Another important source came from a more underground connection. I knew someone who sold dupes of Cult, Exploitation and Video Nasty titles and had no qualms about selling his wares to geeky teenagers. These tapes came in color photocopied sleeves and were mastered from tapes that were usually degraded to an inch of their life, all swarming tracking lines and random color shifts, but after handing over £6 per tape (or 3 for £15!), I was finally seeing the likes of Cannibal Holocaust, Last House on the Left, Snuff and hard-to-see exotica like Nekromantik, Bloodsucking Freaks and New York Ripper (letterboxed with Dutch subtitles!). To my huge regret most of my tapes, originals and dupes are long gone. By 2001 I had transitioned from VHS to DVD, and consigned the bulk of  my tapes to the trash just because DVD was so superior. Who knew that The Devils would take 12 years to come out ?  Nevertheless, the sun had firmly set on VHS, and I remember well the seismic event of Pioneer's DVD edition of The Texas Chain Saw Massacre arriving through my letterbox from the US in 2001. DVD coupled with online shopping was a revolution in terms of film collecting, and I was fortunate that those frenzied years of DVD buying dovetailed with an era of strong Euro-to-Dollar rate, cheap shipping from the US and relaxed customs controls - none of which are true today.

It's interesting that in this era of high-definition presentations I've become increasingly preoccupied with laserdisc, and in the last few years I've been putting together a modest collection.
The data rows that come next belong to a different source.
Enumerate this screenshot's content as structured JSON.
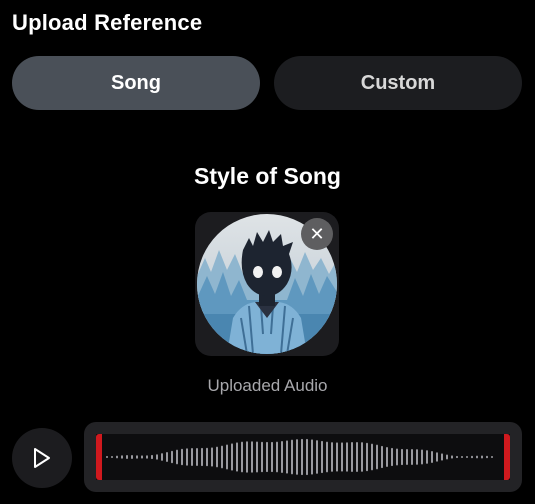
{
  "header": {
    "title": "Upload Reference"
  },
  "tabs": [
    {
      "label": "Song",
      "active": true
    },
    {
      "label": "Custom",
      "active": false
    }
  ],
  "section": {
    "title": "Style of Song"
  },
  "media": {
    "caption": "Uploaded Audio",
    "remove_icon": "close-icon",
    "play_icon": "play-icon"
  },
  "waveform": {
    "selection_start": 0.0,
    "selection_end": 1.0,
    "handle_color": "#d0191e",
    "bar_color": "#9a9aa0"
  },
  "colors": {
    "background": "#000000",
    "tab_active": "#4a5058",
    "tab_inactive": "#1c1d20"
  }
}
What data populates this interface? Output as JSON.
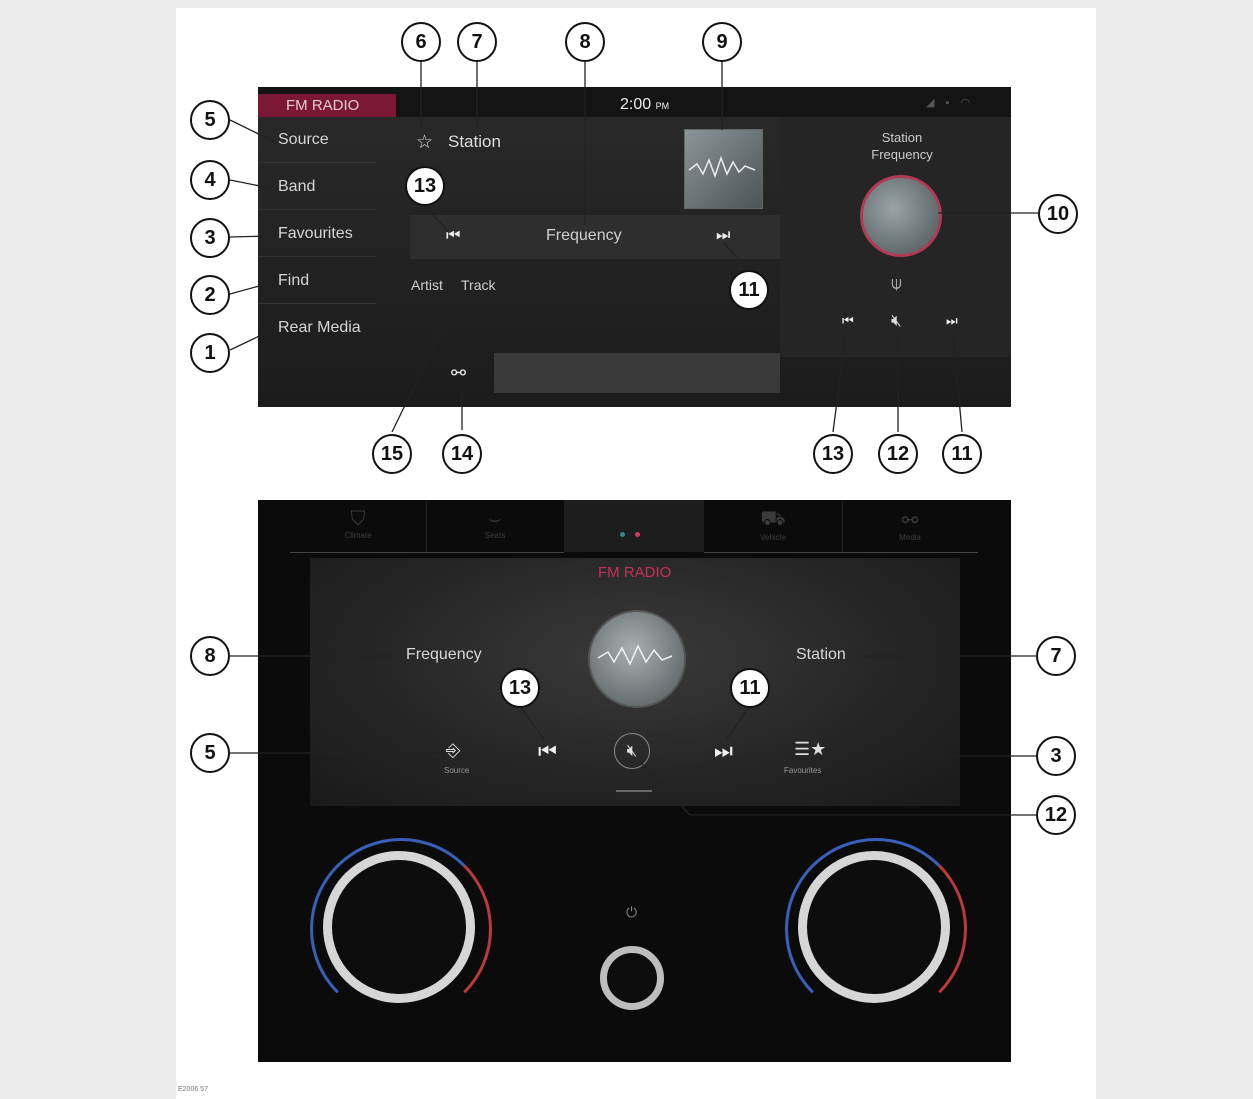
{
  "figure_id": "E2006 57",
  "top_screen": {
    "header_tab": "FM RADIO",
    "time": "2:00",
    "time_suffix": "PM",
    "sidebar": [
      "Source",
      "Band",
      "Favourites",
      "Find",
      "Rear Media"
    ],
    "station": "Station",
    "frequency": "Frequency",
    "artist": "Artist",
    "track": "Track",
    "right_panel_label": "Station Frequency",
    "icons": {
      "favourite": "star-icon",
      "previous": "skip-previous-icon",
      "next": "skip-next-icon",
      "mute": "mute-icon",
      "antenna": "antenna-icon",
      "link": "link-icon"
    }
  },
  "bottom_screen": {
    "tabs": [
      "Climate",
      "Seats",
      "Vehicle",
      "Media"
    ],
    "active_title": "FM RADIO",
    "frequency": "Frequency",
    "station": "Station",
    "source_label": "Source",
    "favourites_label": "Favourites"
  },
  "callouts": {
    "c1": "1",
    "c2": "2",
    "c3": "3",
    "c4": "4",
    "c5": "5",
    "c6": "6",
    "c7": "7",
    "c8": "8",
    "c9": "9",
    "c10": "10",
    "c11": "11",
    "c12": "12",
    "c13": "13",
    "c14": "14",
    "c15": "15"
  },
  "colors": {
    "accent": "#7a1836",
    "accent_text": "#c62f5c",
    "screen_bg": "#1c1c1c"
  }
}
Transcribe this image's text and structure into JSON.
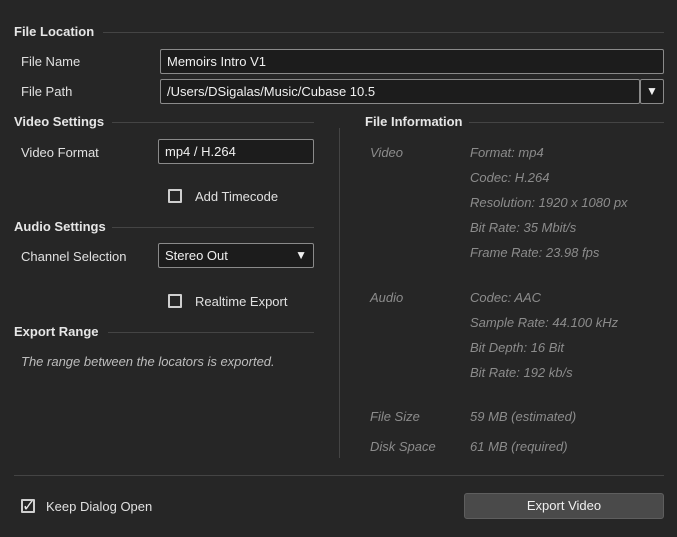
{
  "file_location": {
    "title": "File Location",
    "file_name_label": "File Name",
    "file_name_value": "Memoirs Intro V1",
    "file_path_label": "File Path",
    "file_path_value": "/Users/DSigalas/Music/Cubase 10.5",
    "dropdown_glyph": "▼"
  },
  "video_settings": {
    "title": "Video Settings",
    "format_label": "Video Format",
    "format_value": "mp4 / H.264",
    "timecode_label": "Add Timecode",
    "timecode_checked": false
  },
  "audio_settings": {
    "title": "Audio Settings",
    "channel_label": "Channel Selection",
    "channel_value": "Stereo Out",
    "dropdown_glyph": "▼",
    "realtime_label": "Realtime Export",
    "realtime_checked": false
  },
  "export_range": {
    "title": "Export Range",
    "description": "The range between the locators is exported."
  },
  "file_information": {
    "title": "File Information",
    "video_label": "Video",
    "video_lines": [
      "Format: mp4",
      "Codec: H.264",
      "Resolution: 1920 x 1080 px",
      "Bit Rate: 35 Mbit/s",
      "Frame Rate: 23.98 fps"
    ],
    "audio_label": "Audio",
    "audio_lines": [
      "Codec: AAC",
      "Sample Rate: 44.100 kHz",
      "Bit Depth: 16 Bit",
      "Bit Rate: 192 kb/s"
    ],
    "file_size_label": "File Size",
    "file_size_value": "59 MB (estimated)",
    "disk_space_label": "Disk Space",
    "disk_space_value": "61 MB (required)"
  },
  "footer": {
    "keep_open_label": "Keep Dialog Open",
    "keep_open_checked": true,
    "checkmark_glyph": "✓",
    "export_button_label": "Export Video"
  },
  "colors": {
    "background": "#262626",
    "field_background": "#1c1c1c",
    "field_border": "#8a8a8a",
    "muted_text": "#8c8c8c",
    "button": "#4a4a4a"
  }
}
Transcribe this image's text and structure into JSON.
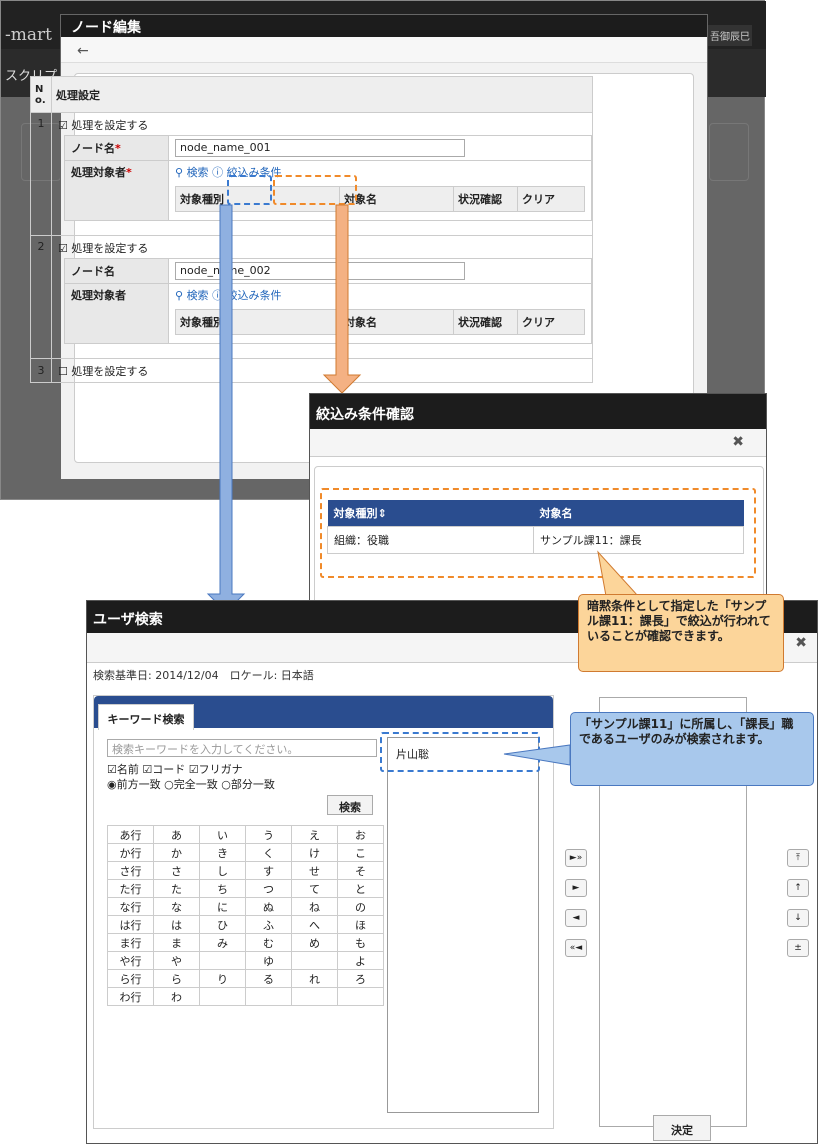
{
  "background_app": {
    "logo": "-mart",
    "menu": "スクリプ",
    "user": "吾御辰巳"
  },
  "node_edit": {
    "title": "ノード編集",
    "back_icon": "arrow-left-icon",
    "col_no": "N o.",
    "col_settings": "処理設定",
    "rows": [
      {
        "no": "1",
        "checked": true,
        "check_label": "処理を設定する",
        "name_label": "ノード名",
        "name_required": "*",
        "name_value": "node_name_001",
        "target_label": "処理対象者",
        "target_required": "*",
        "search_link": "検索",
        "filter_link": "絞込み条件",
        "cols": [
          "対象種別",
          "対象名",
          "状況確認",
          "クリア"
        ]
      },
      {
        "no": "2",
        "checked": true,
        "check_label": "処理を設定する",
        "name_label": "ノード名",
        "name_value": "node_name_002",
        "target_label": "処理対象者",
        "search_link": "検索",
        "filter_link": "絞込み条件",
        "cols": [
          "対象種別",
          "対象名",
          "状況確認",
          "クリア"
        ]
      },
      {
        "no": "3",
        "checked": false,
        "check_label": "処理を設定する"
      }
    ]
  },
  "filter_dialog": {
    "title": "絞込み条件確認",
    "columns": [
      "対象種別",
      "対象名"
    ],
    "sort_icon": "sort-icon",
    "rows": [
      {
        "type": "組織：役職",
        "name": "サンプル課11：課長"
      }
    ]
  },
  "user_search": {
    "title": "ユーザ検索",
    "info": "検索基準日: 2014/12/04　ロケール: 日本語",
    "tab": "キーワード検索",
    "placeholder": "検索キーワードを入力してください。",
    "fields": [
      "名前",
      "コード",
      "フリガナ"
    ],
    "match": [
      "前方一致",
      "完全一致",
      "部分一致"
    ],
    "search_button": "検索",
    "kana": [
      [
        "あ行",
        "あ",
        "い",
        "う",
        "え",
        "お"
      ],
      [
        "か行",
        "か",
        "き",
        "く",
        "け",
        "こ"
      ],
      [
        "さ行",
        "さ",
        "し",
        "す",
        "せ",
        "そ"
      ],
      [
        "た行",
        "た",
        "ち",
        "つ",
        "て",
        "と"
      ],
      [
        "な行",
        "な",
        "に",
        "ぬ",
        "ね",
        "の"
      ],
      [
        "は行",
        "は",
        "ひ",
        "ふ",
        "へ",
        "ほ"
      ],
      [
        "ま行",
        "ま",
        "み",
        "む",
        "め",
        "も"
      ],
      [
        "や行",
        "や",
        "",
        "ゆ",
        "",
        "よ"
      ],
      [
        "ら行",
        "ら",
        "り",
        "る",
        "れ",
        "ろ"
      ],
      [
        "わ行",
        "わ",
        "",
        "",
        "",
        ""
      ]
    ],
    "results": [
      "片山聡"
    ],
    "move_buttons": [
      "►»",
      "►",
      "◄",
      "«◄"
    ],
    "order_buttons": [
      "⤒",
      "↑",
      "↓",
      "±"
    ],
    "decide_button": "決定"
  },
  "callouts": {
    "filter_note": "暗黙条件として指定した「サンプル課11：課長」で絞込が行われていることが確認できます。",
    "result_note": "「サンプル課11」に所属し、「課長」職であるユーザのみが検索されます。"
  },
  "colors": {
    "accent_blue": "#2a4d8f",
    "callout_orange": "#fcd59a",
    "callout_blue": "#a8c8ec",
    "arrow_orange": "#f4b183",
    "arrow_blue": "#8fb0e0"
  }
}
I don't have a laserdisc player but I find this dead format strangely seductive, indeed fetishistic, and I do enjoy seeking out laserdisc editions that came with vintage or exclusive artwork. And oddly enough I find myself collecting VHS again, in recent weeks I've picked up a copy of Nightmare on Elm Street 2: Freddy's Revenge and Mario Bava's Shock on VHS, both for their wonderful artwork.





WHAT WOULD YOUR SAY ARE SOME OF THE STANDOUT TITLES IN YOUR COLLECTION?

I don't have a whole lot of rarities on DVD, perhaps a few titles that have gone out of print in recent years - Anchor Bay's DVD of Cockfighter immediately comes to mind, and Barrel's DVD of Last House on Dead End Street which came in an attractive fat-boy case adorned with terrific artwork by Stephen Bissette. I'm quite fond of some European discs I've picked up over the years - the German edition of What Have They Done To Your Daughters ? and two Camera Obscura titles, Terror Express and Mondo Candido. Boxset wise, I like to show off my Raro boxset of Andy Warhol films, and Potemkine's massive 52-disc Eric Rohmer collection. And I've been fortunate to score a number of Arrow special editions - Videodrome, Phenomena, and I'm particularly proud that I was part of the crowd-funding campaign for the Walerian Borowczyk Collection.  I've been lucky too to land some very nice Japanese laserdiscs, and most recently I picked up a copy of Children Shouldn't Play With Dead Things laserdisc, a very limited run signed by Bob Clarke and Alan Ormsby. And I must mention the 2008 documentary entitled Meeting Andrei Tarkovsky which I bought on DVD from the director Dmitry Trakovsky who included a handwritten letter thanking me for the interest in the film and explaining his ideas and motivation in making the film - a very nice touch.



No comments:

Post a Comment